On the McCain campaign plane today, top adviser Steve Schmidt slammed congressional leaders for adjourning for recess on Sept. 26 before attempting to legislate a fix for the recent Wall Street meltdown:
It is a disgrace, a disgrace that the Democratic Congress would say, ‘We’re going to leave Washington and we think this benefits us politically. … When the democratic leadership in the Congress says we’ll deal with this after the election, we’re going home now is a clear indication that they’re not interested in working, you know, in a bipartisan way, where everybody sits in a room and says we have a major problem here in this country.
The White House, however, thinks a rush to pass legislation isn’t prudent. In today’s briefing, Press Secretary Dana Perino said she didn’t know if the White House even had a legislative request for Congress to act on, and hesitated to push legislation during a “market correction”:
I don’t know if we will have specific actions that we would ask them to take. … But I think Democrats themselves, and maybe some Republicans, have questioned whether or not they will be able to get anything done in the next two weeks. And it probably isn’t that smart to try to finalize a legislation in the middle of a market correction as we’re trying to figure out what other possible necessary steps may or may not need to be taken as we move forward.

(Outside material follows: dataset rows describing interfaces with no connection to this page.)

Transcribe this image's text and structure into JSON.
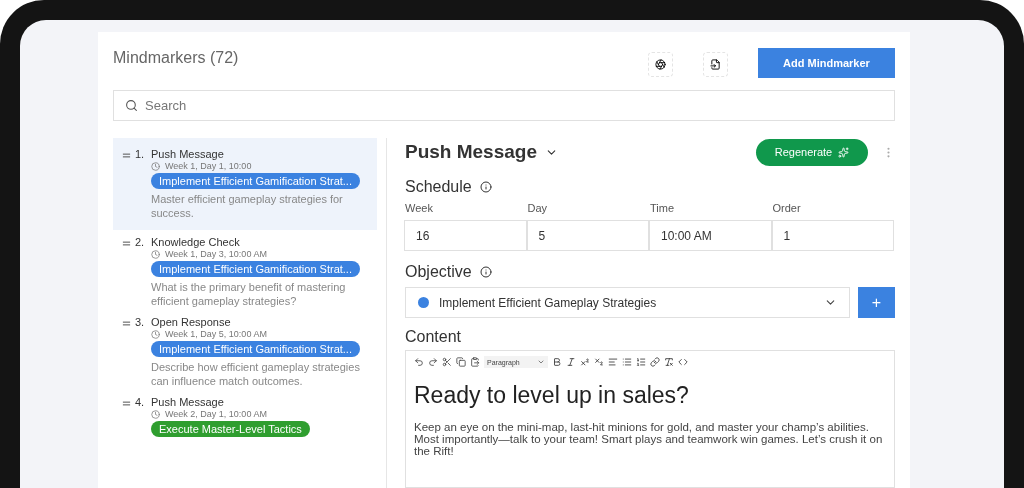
{
  "header": {
    "title": "Mindmarkers (72)",
    "add_button": "Add Mindmarker"
  },
  "search": {
    "placeholder": "Search"
  },
  "items": [
    {
      "number": "1.",
      "type": "Push Message",
      "schedule": "Week 1, Day 1, 10:00",
      "tag": {
        "label": "Implement Efficient Gamification Strat...",
        "color": "#3b82e0"
      },
      "description": "Master efficient gameplay strategies for success.",
      "selected": true
    },
    {
      "number": "2.",
      "type": "Knowledge Check",
      "schedule": "Week 1, Day 3, 10:00 AM",
      "tag": {
        "label": "Implement Efficient Gamification Strat...",
        "color": "#3b82e0"
      },
      "description": "What is the primary benefit of mastering efficient gameplay strategies?",
      "selected": false
    },
    {
      "number": "3.",
      "type": "Open Response",
      "schedule": "Week 1, Day 5, 10:00 AM",
      "tag": {
        "label": "Implement Efficient Gamification Strat...",
        "color": "#3b82e0"
      },
      "description": "Describe how efficient gameplay strategies can influence match outcomes.",
      "selected": false
    },
    {
      "number": "4.",
      "type": "Push Message",
      "schedule": "Week 2, Day 1, 10:00 AM",
      "tag": {
        "label": "Execute Master-Level Tactics",
        "color": "#2f9e2f"
      },
      "selected": false
    }
  ],
  "detail": {
    "type": "Push Message",
    "regenerate_button": "Regenerate",
    "schedule": {
      "label": "Schedule",
      "fields": [
        {
          "label": "Week",
          "value": "16"
        },
        {
          "label": "Day",
          "value": "5"
        },
        {
          "label": "Time",
          "value": "10:00 AM"
        },
        {
          "label": "Order",
          "value": "1"
        }
      ]
    },
    "objective": {
      "label": "Objective",
      "value": "Implement Efficient Gameplay Strategies",
      "color": "#3b82e0",
      "add_button": "+"
    },
    "content": {
      "label": "Content",
      "block_format": "Paragraph",
      "heading": "Ready to level up in sales?",
      "body": "Keep an eye on the mini-map, last-hit minions for gold, and master your champ’s abilities. Most importantly—talk to your team! Smart plays and teamwork win games. Let’s crush it on the Rift!"
    }
  }
}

Perino said any call for a lame-duck session is “premature,” adding, “I think right now that the Treasury Department and the Federal Reserve have things in hand.” Watch it:
House Speaker Nancy Pelosi (D-CA) echoed this sentiment, saying that “lawmakers first would need a better understanding of how the problems developed,” before legislating any remedy, CQ reports. Congress “has to find out what happened, why it happened, who is responsible and how we ought to go forward in the future,” said Rep. Henry Waxman (D-CA), rejecting calls for passing legislation immediately.
While Schmidt claimed Congress is “not interested in working” and is simply saying “we’re going home now,” Pelosi said that as of yet, “she had not been briefed on any legislative plan by Paulson,” CQ adds. It seems Schmidt was the one looking for a scapegoat to score political points.